The Physical Activity Guidelines for Americans recommends 150 minutes, or 2 hours and 30 minutes, of moderate-intensity physical activity each week. However, some teens believe that they need to be exercising for hours every day to maintain a healthy weight. Exercise was also the most common weight loss tactic reported by teens in the National Center for Health Statistics study; 83.5% of teens reported using this method.
Compulsive over-exercising is one of the most common symptoms of an eating disorder in teens. Although it can occur in any eating disorder, it’s closely associated with bulimia nervosa.
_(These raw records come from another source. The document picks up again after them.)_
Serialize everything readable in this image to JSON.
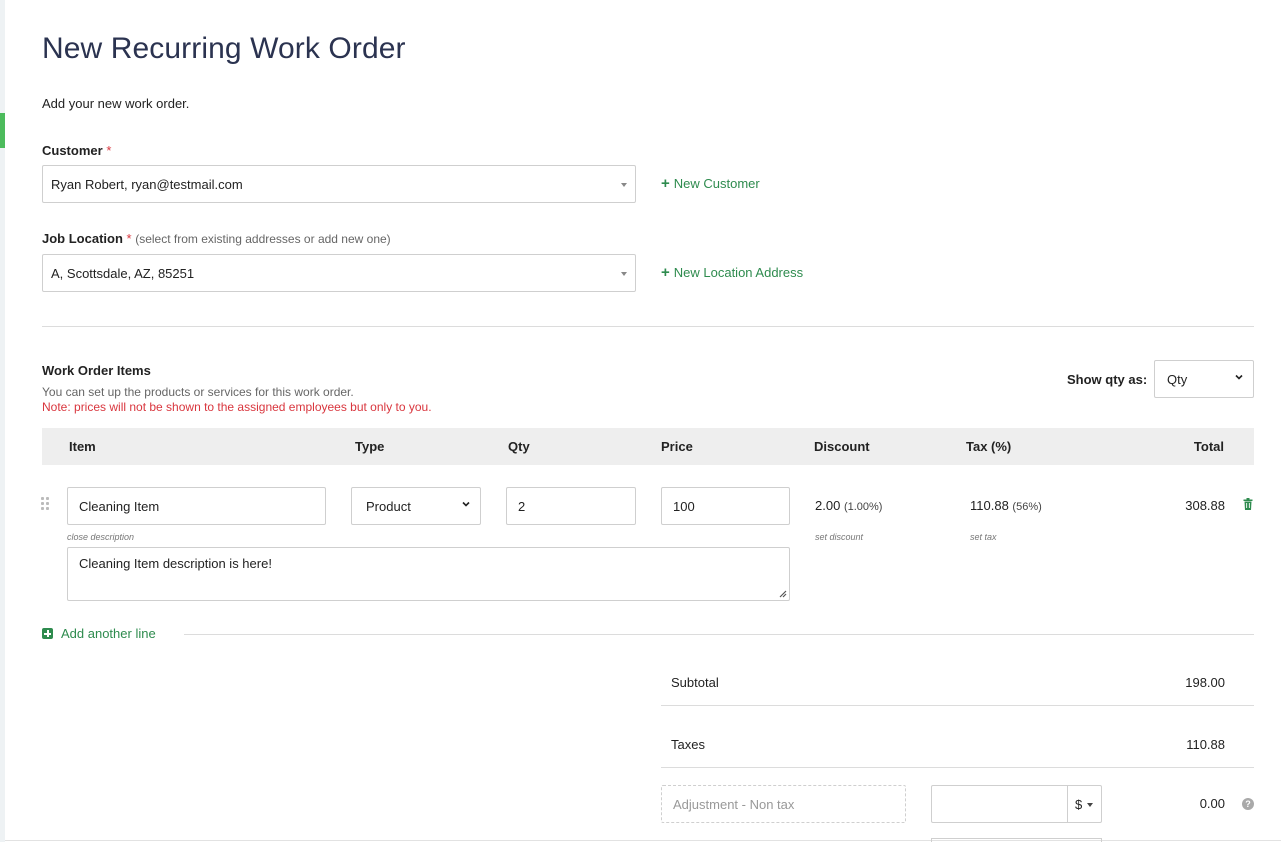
{
  "page": {
    "title": "New Recurring Work Order",
    "intro": "Add your new work order."
  },
  "customer": {
    "label": "Customer",
    "required_mark": "*",
    "value": "Ryan Robert, ryan@testmail.com",
    "new_link": "New Customer"
  },
  "location": {
    "label": "Job Location",
    "required_mark": "*",
    "hint": "(select from existing addresses or add new one)",
    "value": "A, Scottsdale, AZ, 85251",
    "new_link": "New Location Address"
  },
  "items": {
    "title": "Work Order Items",
    "subtitle": "You can set up the products or services for this work order.",
    "note": "Note: prices will not be shown to the assigned employees but only to you.",
    "show_qty_label": "Show qty as:",
    "show_qty_value": "Qty",
    "columns": [
      "Item",
      "Type",
      "Qty",
      "Price",
      "Discount",
      "Tax (%)",
      "Total"
    ],
    "rows": [
      {
        "item": "Cleaning Item",
        "type": "Product",
        "qty": "2",
        "price": "100",
        "discount": "2.00",
        "discount_pct": "(1.00%)",
        "tax": "110.88",
        "tax_pct": "(56%)",
        "total": "308.88",
        "close_description": "close description",
        "set_discount": "set discount",
        "set_tax": "set tax",
        "description": "Cleaning Item description is here!"
      }
    ],
    "add_line": "Add another line"
  },
  "summary": {
    "subtotal_label": "Subtotal",
    "subtotal": "198.00",
    "taxes_label": "Taxes",
    "taxes": "110.88",
    "adjustment_placeholder": "Adjustment - Non tax",
    "adjustment_unit": "$",
    "adjustment_value": "0.00",
    "help": "?"
  },
  "colors": {
    "accent_green": "#2e8b4e",
    "required_red": "#d9363e",
    "title_navy": "#2b3350"
  }
}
If your teen spends a lot of time at the gym or exercising at home, talk to them about realistic levels of physical activity and balancing expectations for athletics.
Myth #9: I need to be skinny or have huge muscles to be attractive
Perhaps one of the most dangerous myths teens believe is that they need to look a certain way to be attractive. Girls are exposed to images of ultra-thin celebrities, while teenage boys are bombarded with images of body-building men.
Many of the photos we see in the media are modified with photo editing software, which means the appearances are not attainable. Teens may damage their health or develop an eating disorder in an effort to achieve an “ideal” look. As a parent, perhaps the most important thing you can do for your teen is to model a healthy body image.
Reach out for intervention
If your teen believes any of these myths, it’s time to have a talk about healthy eating and exercise habits. These attitudes are dangerous and any one of them can lead to an eating disorder.
You don’t have to start this journey of recovery alone. Seeds of Hope can help you understand healthy teen nutrition. Start with the free eating disorder self-assessment that either you or your teen can take.
Take the Self-Test
Keep in mind that these results don’t take the place of a formal assessment from a medical professional. However, the test can give you a starting place to have a discussion with your teen about their behavior. To take the next step, schedule an appointment or call (610) 644-6464 now.